Did you know that your medical treatment may depend on where you live? It even has a name: doctors call it “practice variation”. A new U.S. study suggests, for example, that a person living in St. Cloud, Minnesota is twice as likely to undergo invasive back surgery as a patient with a virtually identical diagnosis living in Rochester. There are a number of reasons for this strange disparity, but one might be that Rochester is the home of the non-profit Mayo Clinic, where surgeons are paid a salary. No matter how many surgeries they do, they earn the same paycheque. But other physicians elsewhere who are paid per surgery may be inclined to do more surgeries.
Such “practice variation” is not just seen at Mayo. Medicare patients in Fort Myers, Florida, are more than twice as likely to receive hip replacement surgeries compared to their counterparts across the Everglades in Miami, according to Dartmouth Health Atlas researchers.
I now sport a shiny stainless steel stent implanted into my left anterior descending coronary artery that was 99% blocked when I survived a heart attack two years ago. Stents are like tiny chicken wire mesh tubes inserted inside the obstructed coronary arteries of your beating heart and then expanded using a small balloon to open blocked arteries that prevent blood flow to heart muscle.
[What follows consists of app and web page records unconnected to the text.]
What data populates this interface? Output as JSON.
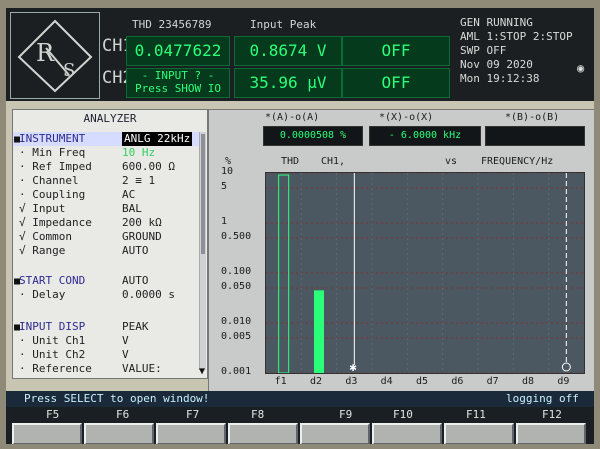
{
  "header": {
    "ch1": "CH1",
    "ch2": "CH2",
    "thd_title": "THD 23456789",
    "input_peak_title": "Input Peak",
    "ch1_thd": "0.0477622 %",
    "ch2_thd": "- INPUT ? -",
    "ch2_thd_sub": "Press SHOW IO",
    "ch1_input": "0.8674  V",
    "ch2_input": "35.96 µV",
    "off1": "OFF",
    "off2": "OFF",
    "status_lines": [
      "GEN RUNNING",
      "AML 1:STOP 2:STOP",
      "SWP OFF",
      "Nov 09 2020",
      "Mon 19:12:38"
    ]
  },
  "analyzer": {
    "title": "ANALYZER",
    "rows": [
      {
        "label": "INSTRUMENT",
        "value": "ANLG 22kHz",
        "highlight": true
      },
      {
        "label": "· Min Freq",
        "value": "10 Hz",
        "highlight": false,
        "value_green": true
      },
      {
        "label": "· Ref Imped",
        "value": "600.00 Ω"
      },
      {
        "label": "· Channel",
        "value": "2 ≡ 1"
      },
      {
        "label": "· Coupling",
        "value": "AC"
      },
      {
        "label": "√ Input",
        "value": "BAL"
      },
      {
        "label": "√ Impedance",
        "value": "200 kΩ"
      },
      {
        "label": "√ Common",
        "value": "GROUND"
      },
      {
        "label": "√ Range",
        "value": "AUTO"
      },
      {
        "label": "",
        "value": ""
      },
      {
        "label": "START COND",
        "value": "AUTO",
        "blue": true
      },
      {
        "label": "· Delay",
        "value": "0.0000 s"
      },
      {
        "label": "",
        "value": ""
      },
      {
        "label": "INPUT DISP",
        "value": "PEAK",
        "blue": true
      },
      {
        "label": "· Unit Ch1",
        "value": "V"
      },
      {
        "label": "· Unit Ch2",
        "value": "V"
      },
      {
        "label": "· Reference",
        "value": "VALUE:"
      }
    ]
  },
  "graph": {
    "hdr1_label": "*(A)-o(A)",
    "hdr1_value": "0.0000508 %",
    "hdr2_label": "*(X)-o(X)",
    "hdr2_value": "- 6.0000 kHz",
    "hdr3_label": "*(B)-o(B)",
    "hdr3_value": "",
    "unit_label": "%",
    "thd_label": "THD",
    "ch1_label": "CH1,",
    "vs_label": "vs",
    "freq_label": "FREQUENCY/Hz",
    "y_ticks": [
      "10",
      "5",
      "1",
      "0.500",
      "0.100",
      "0.050",
      "0.010",
      "0.005",
      "0.001"
    ],
    "x_ticks": [
      "f1",
      "d2",
      "d3",
      "d4",
      "d5",
      "d6",
      "d7",
      "d8",
      "d9"
    ]
  },
  "chart_data": {
    "type": "bar",
    "categories": [
      "f1",
      "d2",
      "d3",
      "d4",
      "d5",
      "d6",
      "d7",
      "d8",
      "d9"
    ],
    "values": [
      0,
      0.045,
      0,
      0,
      0,
      0,
      0,
      0,
      0
    ],
    "ylim": [
      0.001,
      10
    ],
    "y_scale": "log"
  },
  "footer": {
    "status_left": "Press SELECT to open window!",
    "status_right": "logging off",
    "fkeys": [
      "F5",
      "F6",
      "F7",
      "F8",
      "F9",
      "F10",
      "F11",
      "F12"
    ]
  },
  "colors": {
    "green": "#2bff7a",
    "dark": "#1b1f22",
    "panel": "#e9eae6"
  }
}
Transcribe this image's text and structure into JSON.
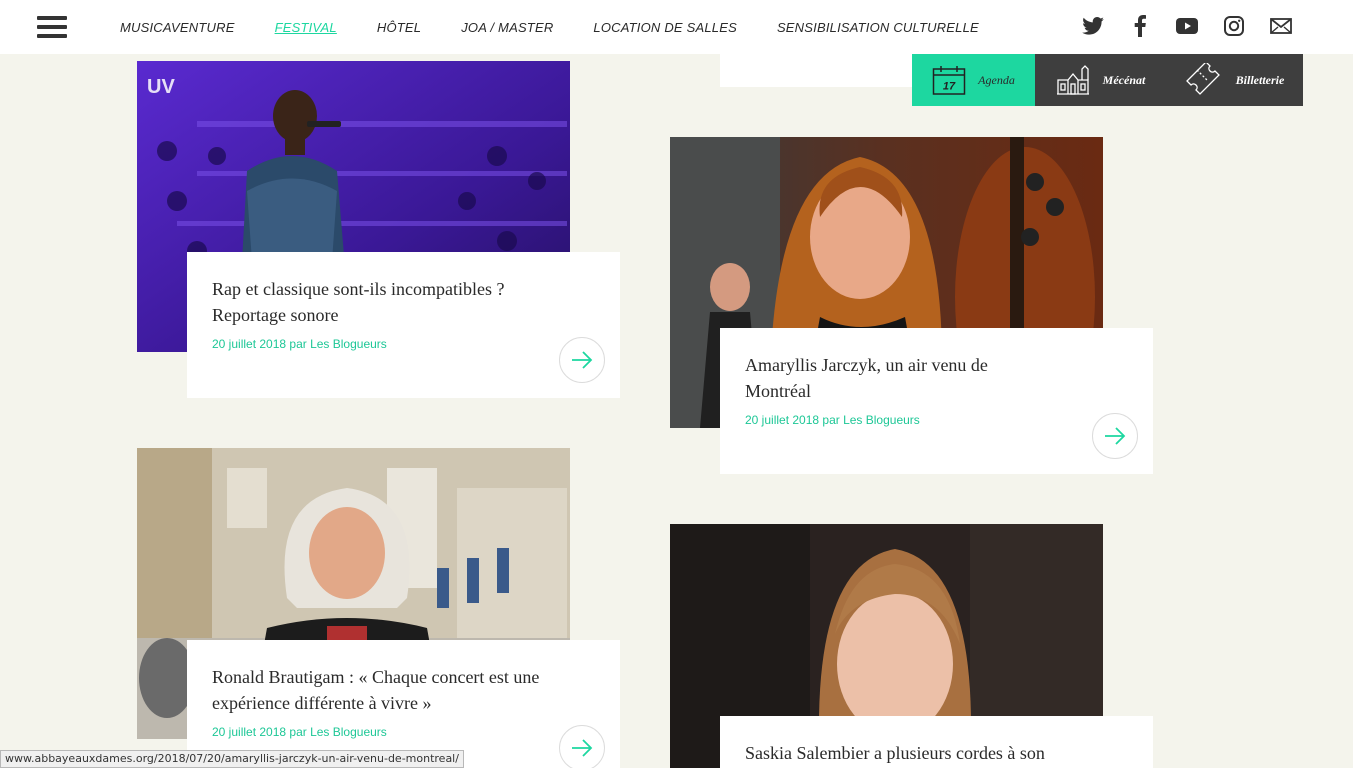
{
  "nav": {
    "items": [
      "MUSICAVENTURE",
      "FESTIVAL",
      "HÔTEL",
      "JOA / MASTER",
      "LOCATION DE SALLES",
      "SENSIBILISATION CULTURELLE"
    ],
    "active": "FESTIVAL"
  },
  "socials": [
    "twitter-icon",
    "facebook-icon",
    "youtube-icon",
    "instagram-icon",
    "mail-icon"
  ],
  "action_tabs": {
    "agenda": {
      "label": "Agenda",
      "day": "17"
    },
    "mecenat": {
      "label": "Mécénat"
    },
    "billetterie": {
      "label": "Billetterie"
    }
  },
  "articles": [
    {
      "title": "Rap et classique sont-ils incompatibles ? Reportage sonore",
      "meta": "20 juillet 2018 par Les Blogueurs"
    },
    {
      "title": "Amaryllis Jarczyk, un air venu de Montréal",
      "meta": "20 juillet 2018 par Les Blogueurs"
    },
    {
      "title": "Ronald Brautigam : « Chaque concert est une expérience différente à vivre »",
      "meta": "20 juillet 2018 par Les Blogueurs"
    },
    {
      "title": "Saskia Salembier a plusieurs cordes à son",
      "meta": ""
    }
  ],
  "image_text": {
    "stage_logo": "UV"
  },
  "colors": {
    "accent": "#1dd7a0",
    "dark": "#3e3e3e",
    "background": "#f4f4ec"
  },
  "status_url": "www.abbayeauxdames.org/2018/07/20/amaryllis-jarczyk-un-air-venu-de-montreal/"
}
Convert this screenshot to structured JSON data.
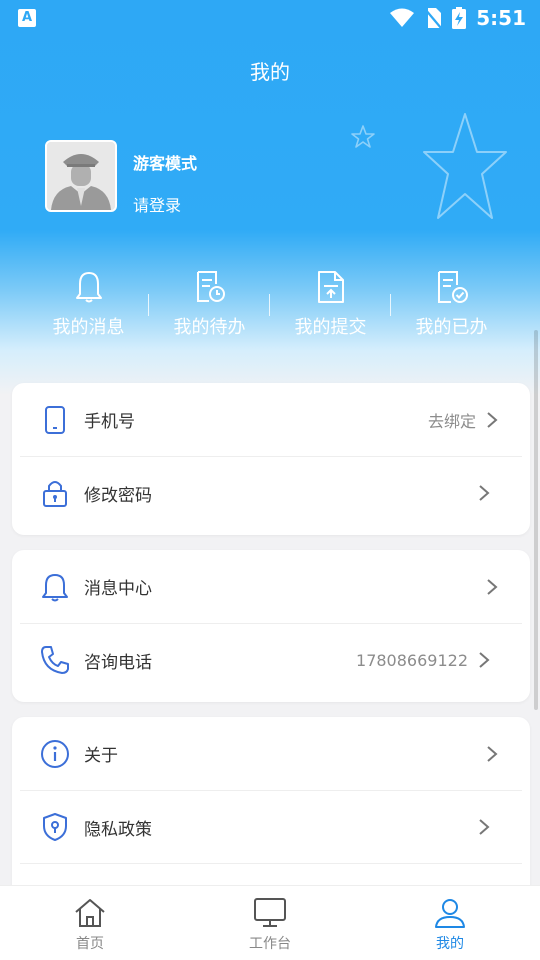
{
  "status_bar": {
    "time": "5:51",
    "app_icon_letter": "A"
  },
  "header": {
    "title": "我的"
  },
  "profile": {
    "name": "游客模式",
    "subtitle": "请登录"
  },
  "quick_actions": [
    {
      "label": "我的消息",
      "icon": "bell-icon"
    },
    {
      "label": "我的待办",
      "icon": "todo-clock-icon"
    },
    {
      "label": "我的提交",
      "icon": "submit-doc-icon"
    },
    {
      "label": "我的已办",
      "icon": "done-doc-icon"
    }
  ],
  "account_card": {
    "phone": {
      "label": "手机号",
      "value": "去绑定",
      "icon": "phone-icon"
    },
    "password": {
      "label": "修改密码",
      "icon": "lock-icon"
    }
  },
  "service_card": {
    "messages": {
      "label": "消息中心",
      "icon": "bell-icon"
    },
    "hotline": {
      "label": "咨询电话",
      "value": "17808669122",
      "icon": "telephone-icon"
    }
  },
  "about_card": {
    "about": {
      "label": "关于",
      "icon": "info-icon"
    },
    "privacy": {
      "label": "隐私政策",
      "icon": "shield-icon"
    }
  },
  "bottom_nav": [
    {
      "label": "首页",
      "icon": "home-icon",
      "active": false
    },
    {
      "label": "工作台",
      "icon": "monitor-icon",
      "active": false
    },
    {
      "label": "我的",
      "icon": "user-icon",
      "active": true
    }
  ],
  "colors": {
    "primary": "#2ea8f5",
    "accent": "#1e88e5",
    "icon_blue": "#3c6fd8"
  }
}
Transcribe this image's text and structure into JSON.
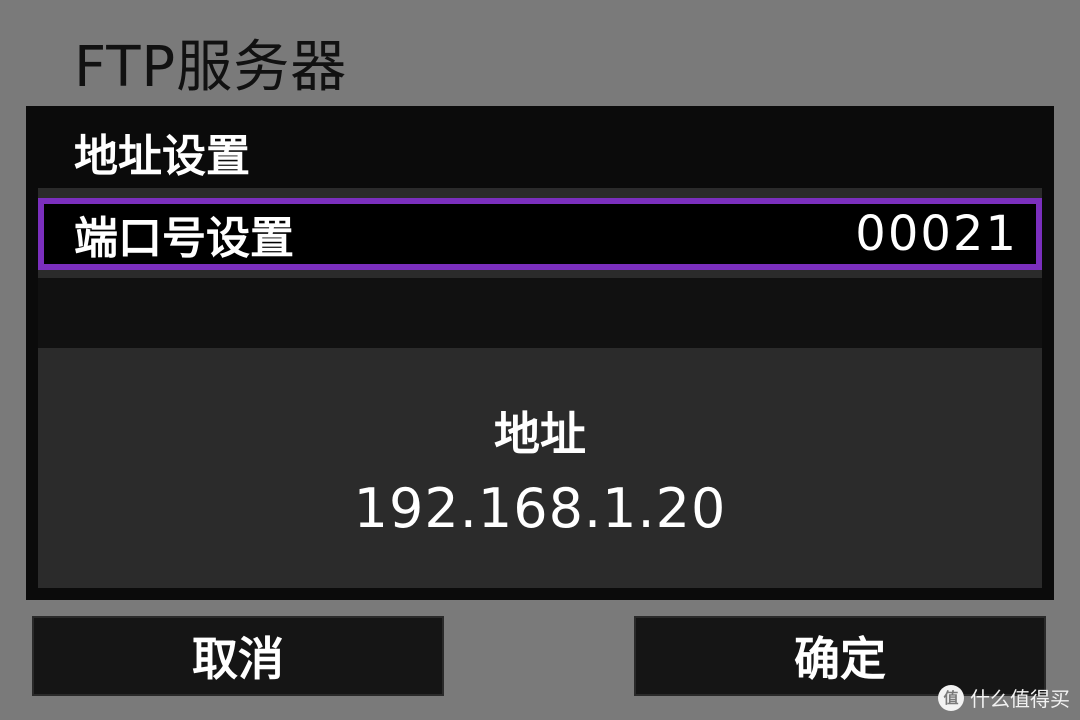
{
  "screen": {
    "title": "FTP服务器"
  },
  "menu": {
    "items": [
      {
        "label": "地址设置",
        "value": ""
      },
      {
        "label": "端口号设置",
        "value": "00021"
      }
    ]
  },
  "info": {
    "label": "地址",
    "value": "192.168.1.20"
  },
  "buttons": {
    "cancel": "取消",
    "ok": "确定"
  },
  "watermark": {
    "text": "什么值得买",
    "logo_glyph": "值"
  },
  "colors": {
    "accent": "#7b2fbe",
    "background": "#7a7a7a"
  }
}
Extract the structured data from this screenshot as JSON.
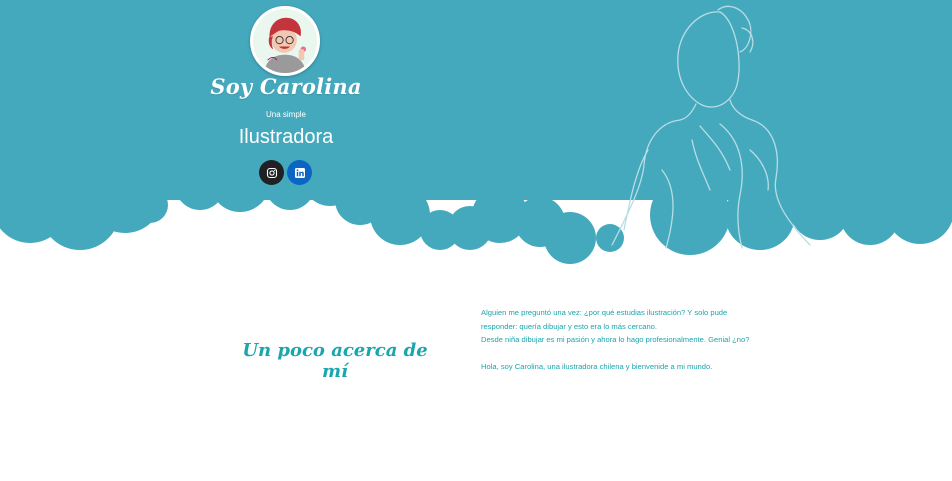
{
  "header": {
    "site_title": "Soy Carolina",
    "tagline": "Una simple",
    "role": "Ilustradora",
    "avatar_icon": "illustrated-portrait",
    "social": [
      {
        "icon": "instagram-icon",
        "color": "#1f2124"
      },
      {
        "icon": "linkedin-icon",
        "color": "#0a66c2"
      }
    ]
  },
  "about": {
    "title": "Un poco acerca de mí",
    "paragraphs": [
      "Alguien me preguntó una vez: ¿por qué estudias ilustración? Y solo pude",
      "responder: quería dibujar y esto era lo más cercano.",
      "Desde niña dibujar es mi pasión y ahora lo hago profesionalmente. Genial ¿no?",
      "Hola, soy Carolina, una ilustradora chilena y bienvenide a mi mundo."
    ]
  },
  "colors": {
    "hero": "#45a9bd",
    "accent_text": "#1aa6ad",
    "sketch": "#b7dde5"
  }
}
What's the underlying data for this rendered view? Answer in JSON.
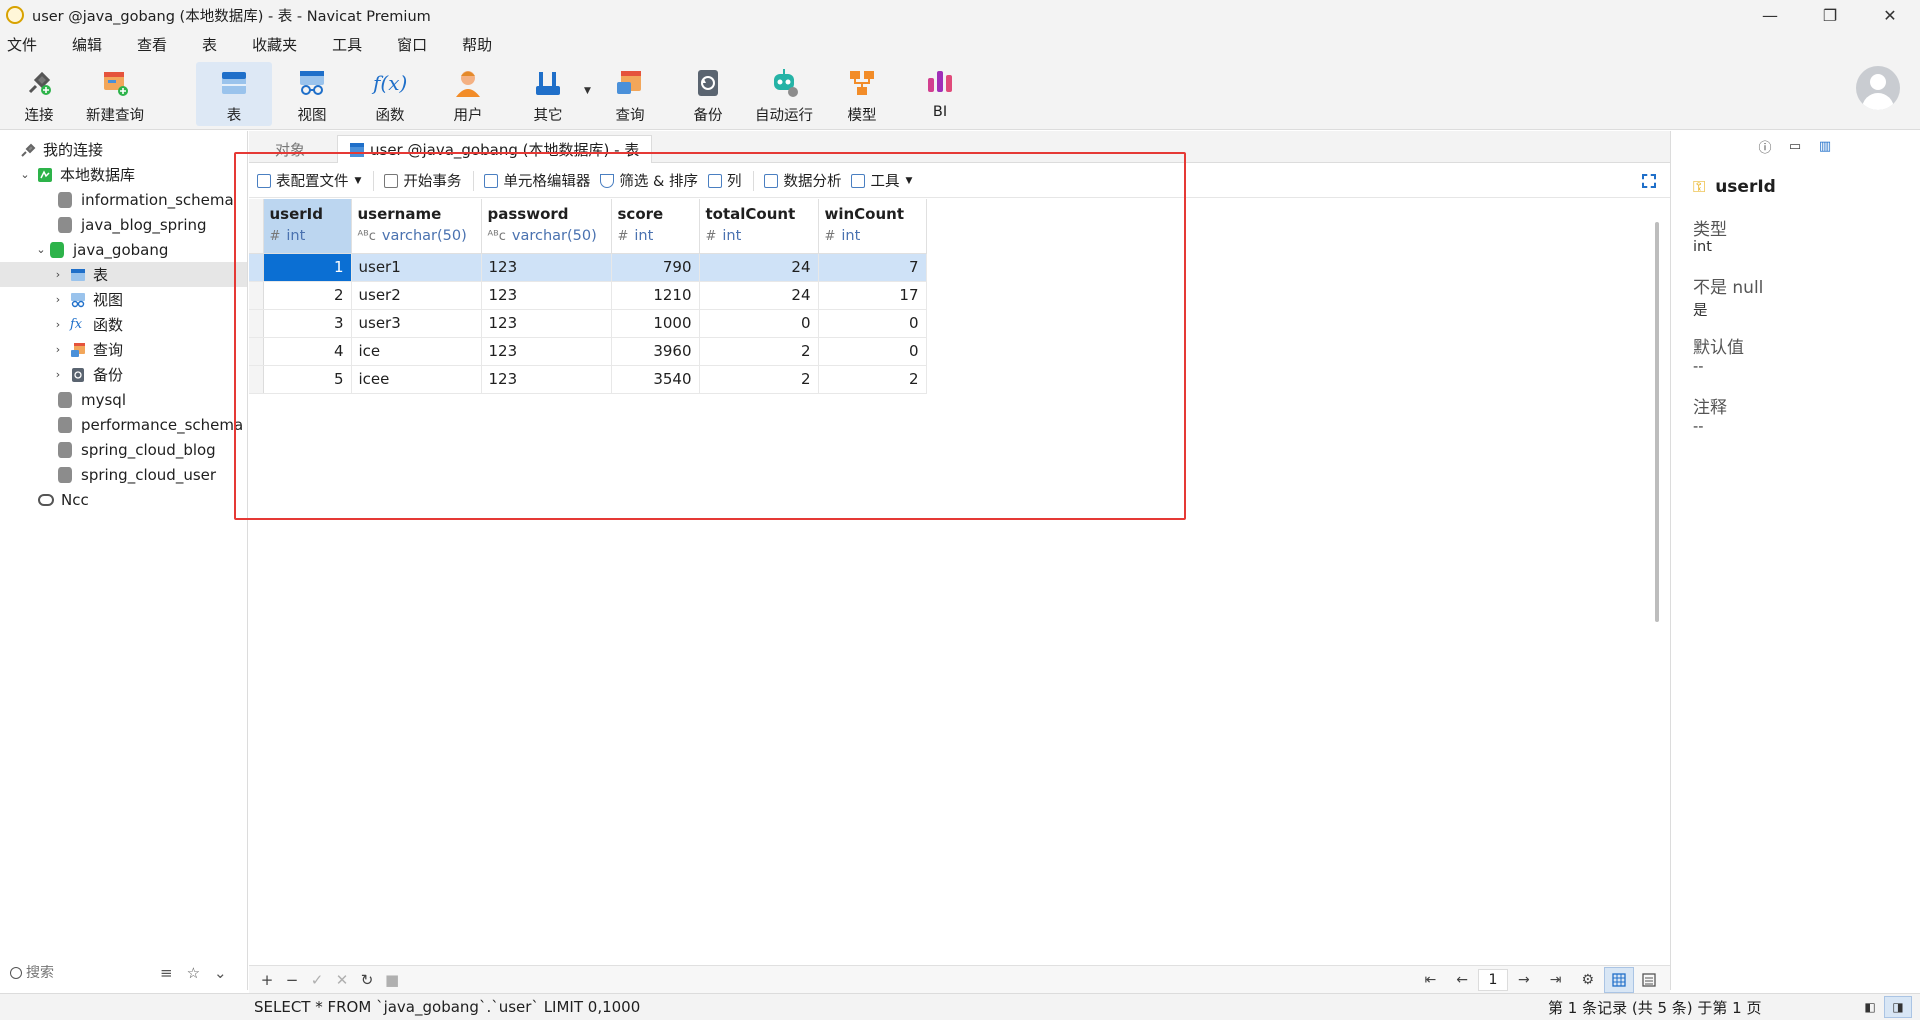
{
  "window": {
    "title": "user @java_gobang (本地数据库) - 表 - Navicat Premium",
    "controls": {
      "minimize": "—",
      "restore": "❐",
      "close": "✕"
    }
  },
  "menu": [
    "文件",
    "编辑",
    "查看",
    "表",
    "收藏夹",
    "工具",
    "窗口",
    "帮助"
  ],
  "toolbar": {
    "connect": "连接",
    "new_query": "新建查询",
    "table": "表",
    "view": "视图",
    "function": "函数",
    "function_icon_text": "f(x)",
    "user": "用户",
    "other": "其它",
    "query": "查询",
    "backup": "备份",
    "automation": "自动运行",
    "model": "模型",
    "bi": "BI"
  },
  "navigator": {
    "my_connections": "我的连接",
    "connection_name": "本地数据库",
    "databases": [
      "information_schema",
      "java_blog_spring",
      "java_gobang"
    ],
    "open_db_children": [
      "表",
      "视图",
      "函数",
      "查询",
      "备份"
    ],
    "more_databases": [
      "mysql",
      "performance_schema",
      "spring_cloud_blog",
      "spring_cloud_user"
    ],
    "other_connection": "Ncc",
    "search_placeholder": "搜索"
  },
  "tabs": {
    "objects": "对象",
    "active": "user @java_gobang (本地数据库) - 表"
  },
  "table_tools": {
    "config_file": "表配置文件",
    "begin_transaction": "开始事务",
    "cell_editor": "单元格编辑器",
    "filter_sort": "筛选 & 排序",
    "columns": "列",
    "data_analysis": "数据分析",
    "tools": "工具"
  },
  "grid": {
    "columns": [
      {
        "name": "userId",
        "type": "int",
        "sym": "#"
      },
      {
        "name": "username",
        "type": "varchar(50)",
        "sym": "ᴬᴮc"
      },
      {
        "name": "password",
        "type": "varchar(50)",
        "sym": "ᴬᴮc"
      },
      {
        "name": "score",
        "type": "int",
        "sym": "#"
      },
      {
        "name": "totalCount",
        "type": "int",
        "sym": "#"
      },
      {
        "name": "winCount",
        "type": "int",
        "sym": "#"
      }
    ],
    "rows": [
      [
        "1",
        "user1",
        "123",
        "790",
        "24",
        "7"
      ],
      [
        "2",
        "user2",
        "123",
        "1210",
        "24",
        "17"
      ],
      [
        "3",
        "user3",
        "123",
        "1000",
        "0",
        "0"
      ],
      [
        "4",
        "ice",
        "123",
        "3960",
        "2",
        "0"
      ],
      [
        "5",
        "icee",
        "123",
        "3540",
        "2",
        "2"
      ]
    ]
  },
  "footer": {
    "add": "+",
    "remove": "−",
    "apply": "✓",
    "discard": "✕",
    "refresh": "↻",
    "stop": "■",
    "first": "⇤",
    "prev": "←",
    "page": "1",
    "next": "→",
    "last": "⇥",
    "settings": "⚙"
  },
  "info_panel": {
    "field_name": "userId",
    "type_label": "类型",
    "type_value": "int",
    "notnull_label": "不是 null",
    "notnull_value": "是",
    "default_label": "默认值",
    "default_value": "--",
    "comment_label": "注释",
    "comment_value": "--"
  },
  "status": {
    "sql": "SELECT * FROM `java_gobang`.`user` LIMIT 0,1000",
    "records": "第 1 条记录 (共 5 条) 于第 1 页"
  },
  "colors": {
    "accent": "#0b6fd3",
    "highlight_box": "#e53935",
    "selected_row": "#cfe2f7"
  }
}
But it appears that some cardiologists like these miraculous little devices so much that they are implanting stents into patients who don’t need them. Continue reading →